In today’s competitive environment, there is constant downward pressure on costs, including operational and maintenance (O&M) spending. Unfortunately, management often takes a one-size-fits-all approach to cutting costs, instead of applying engineering and economic principles to develop optimized maintenance strategies. This penny-wise and pound-foolish approach typically saves tens of thousands of dollars per year at the expense of one or more multi-million dollar outages later.
As not all maintenance spending is the same, and not all maintenance practices are equally effective, engineers have developed a methodology to optimize equipment lifecycle management across a plant or fleet. Through this, engineers can identify, prioritize, and correct equipment maintenance problems. By doing so proactively, high equipment reliability is achieved at the lowest cost. The flowchart shows an outline of this approach.
Critical equipment identification
A core task within this approach is understanding the consequences of a given component’s failure as well as the mitigation strategies and associated costs of prevention. For example, a small motor may be essential to production but relatively cheap to acquire and store as an extra in inventory. Other parts may be the opposite scenario—expensive and hard to replace, but part of a parallel system where loss causes a derate in production versus a complete stoppage. A variety of situations exist between these extremes, and engineers understanding their facility is a key part of identifying and ranking critical equipment.

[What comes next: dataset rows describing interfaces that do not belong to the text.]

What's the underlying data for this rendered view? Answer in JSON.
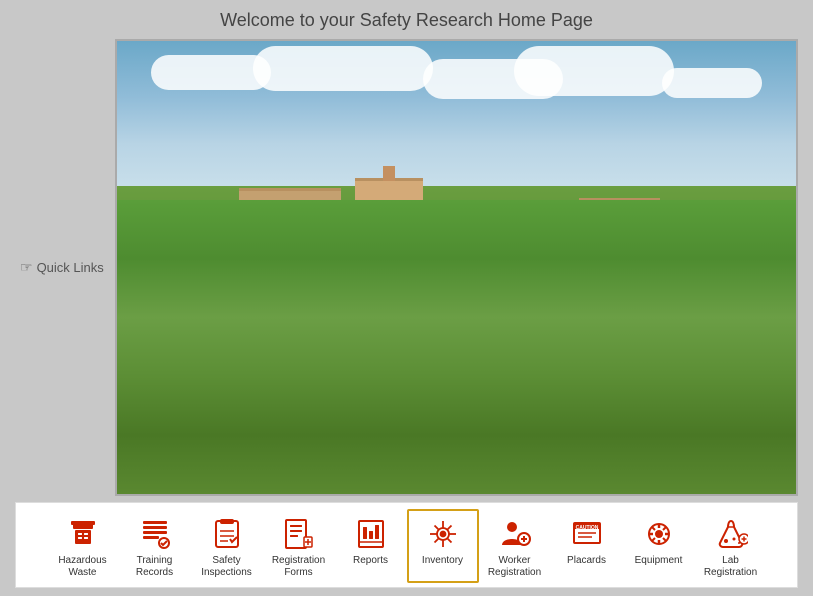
{
  "page": {
    "title": "Welcome to your Safety Research Home Page"
  },
  "quickLinks": {
    "label": "Quick Links"
  },
  "nav": {
    "items": [
      {
        "id": "hazardous-waste",
        "label": "Hazardous\nWaste",
        "label_line1": "Hazardous",
        "label_line2": "Waste",
        "active": false,
        "icon": "hazardous-waste-icon"
      },
      {
        "id": "training-records",
        "label": "Training\nRecords",
        "label_line1": "Training",
        "label_line2": "Records",
        "active": false,
        "icon": "training-records-icon"
      },
      {
        "id": "safety-inspections",
        "label": "Safety\nInspections",
        "label_line1": "Safety",
        "label_line2": "Inspections",
        "active": false,
        "icon": "safety-inspections-icon"
      },
      {
        "id": "registration-forms",
        "label": "Registration\nForms",
        "label_line1": "Registration",
        "label_line2": "Forms",
        "active": false,
        "icon": "registration-forms-icon"
      },
      {
        "id": "reports",
        "label": "Reports",
        "label_line1": "Reports",
        "label_line2": "",
        "active": false,
        "icon": "reports-icon"
      },
      {
        "id": "inventory",
        "label": "Inventory",
        "label_line1": "Inventory",
        "label_line2": "",
        "active": true,
        "icon": "inventory-icon"
      },
      {
        "id": "worker-registration",
        "label": "Worker\nRegistration",
        "label_line1": "Worker",
        "label_line2": "Registration",
        "active": false,
        "icon": "worker-registration-icon"
      },
      {
        "id": "placards",
        "label": "Placards",
        "label_line1": "Placards",
        "label_line2": "",
        "active": false,
        "icon": "placards-icon"
      },
      {
        "id": "equipment",
        "label": "Equipment",
        "label_line1": "Equipment",
        "label_line2": "",
        "active": false,
        "icon": "equipment-icon"
      },
      {
        "id": "lab-registration",
        "label": "Lab\nRegistration",
        "label_line1": "Lab",
        "label_line2": "Registration",
        "active": false,
        "icon": "lab-registration-icon"
      }
    ]
  }
}
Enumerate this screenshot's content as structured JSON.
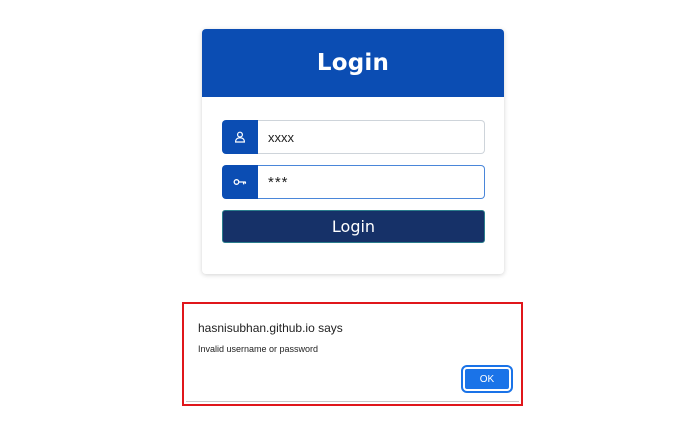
{
  "login_card": {
    "title": "Login",
    "username": {
      "value": "xxxx",
      "icon": "user-icon"
    },
    "password": {
      "value": "***",
      "icon": "key-icon"
    },
    "button_label": "Login"
  },
  "alert": {
    "origin": "hasnisubhan.github.io says",
    "message": "Invalid username or password",
    "ok_label": "OK"
  },
  "colors": {
    "header_blue": "#0b4db3",
    "button_navy": "#163168",
    "ok_blue": "#1a73e8",
    "highlight_red": "#e0161b"
  }
}
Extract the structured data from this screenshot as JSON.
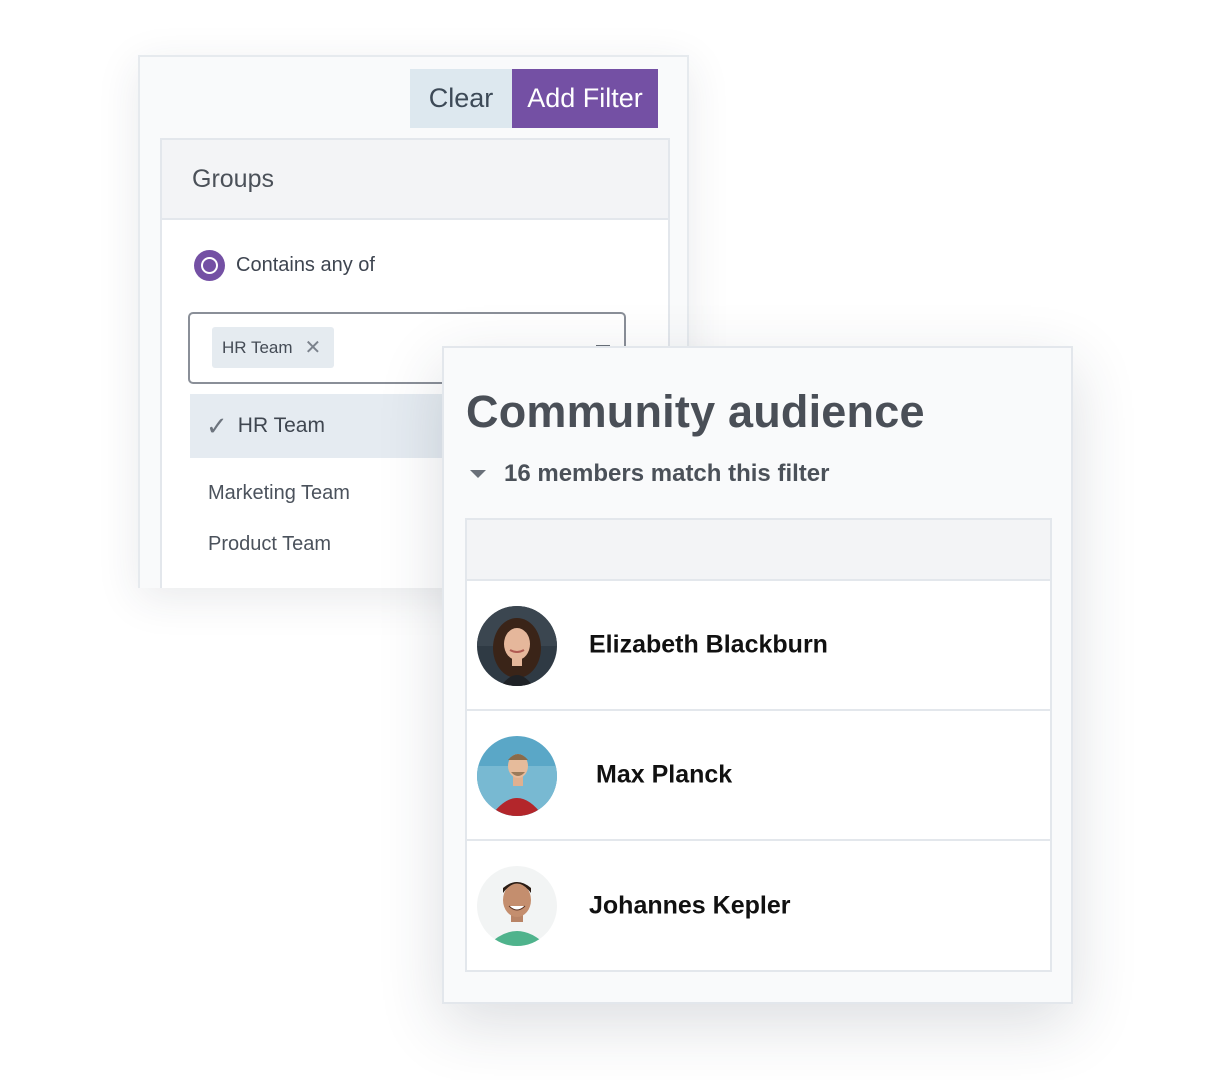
{
  "filter": {
    "clear_label": "Clear",
    "add_filter_label": "Add Filter",
    "panel_title": "Groups",
    "condition_label": "Contains any of",
    "selected_chip": "HR Team",
    "options": [
      "HR Team",
      "Marketing Team",
      "Product Team"
    ],
    "selected_option": "HR Team"
  },
  "audience": {
    "title": "Community audience",
    "match_text": "16 members match this filter",
    "members": [
      {
        "name": "Elizabeth Blackburn",
        "avatar": "avatar-woman-dark-hair"
      },
      {
        "name": "Max Planck",
        "avatar": "avatar-man-red-shirt"
      },
      {
        "name": "Johannes Kepler",
        "avatar": "avatar-man-green-shirt"
      }
    ]
  },
  "colors": {
    "accent": "#7450a4",
    "clear_bg": "#dde8ef",
    "selected_option_bg": "#e5ebf1"
  },
  "icons": {
    "chip_remove": "close-icon",
    "selected_check": "check-icon",
    "expand": "caret-down-icon"
  }
}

Risk appetite and management
Another aspect is the ability of plant staff to manage risk and understand the risk appetite for a given facility. For example, a base load power generation facility has a target goal of zero forced outages for the interval between planned outages. A manufacturing facility may have the same target if 100% of production is expected to be sold without issue. These facilities would have a smaller appetite for risk and may choose a more conservative inspection and maintenance plan.
A factory that only runs one or two shifts, and is not fully utilized, may have a different tolerance. In these cases, small production losses can be absorbed and more risk can be taken with maintenance. The downtime also allows for more regular maintenance without time pressure, possibly making the tradeoff in spending worthwhile.
An engineer seeking to optimize plant availability must first define what is and is not an acceptable level of performance. From there the general steps of an effective life optimization strategy are:
- Establish equipment criticality to prioritize resources appropriately
- Organize and maintain key inspection and overhaul reports for analysis and trending
- Conduct engineering analysis to determine fitness for service
- Disseminate critical equipment health information to responsible decision makers
- Provide input to plant staff for use in planning and contracting of third parties for inspections and/or analyses.
- Regularly revise and review program effectiveness.
The goal of this program is to develop a risk-informed and proactive maintenance strategy that weighs the costs of maintenance against the benefits. Optimizing the approach should reduce the time and money spent on low-value tasks while ensuring high-value tasks are conducted regularly and appropriately. In some cases, O&M costs can actually go down while availability goes up, especially for a facility that has not updated their maintenance strategy in some time.
Grant Lanthort project engineer, asset integrity management group, Intertek. This article originally appeared on Intertek’s blog. Intertek is a CFE Media content partner. Edited by Hannah Cox, content specialist, CFE Media, firstname.lastname@example.org.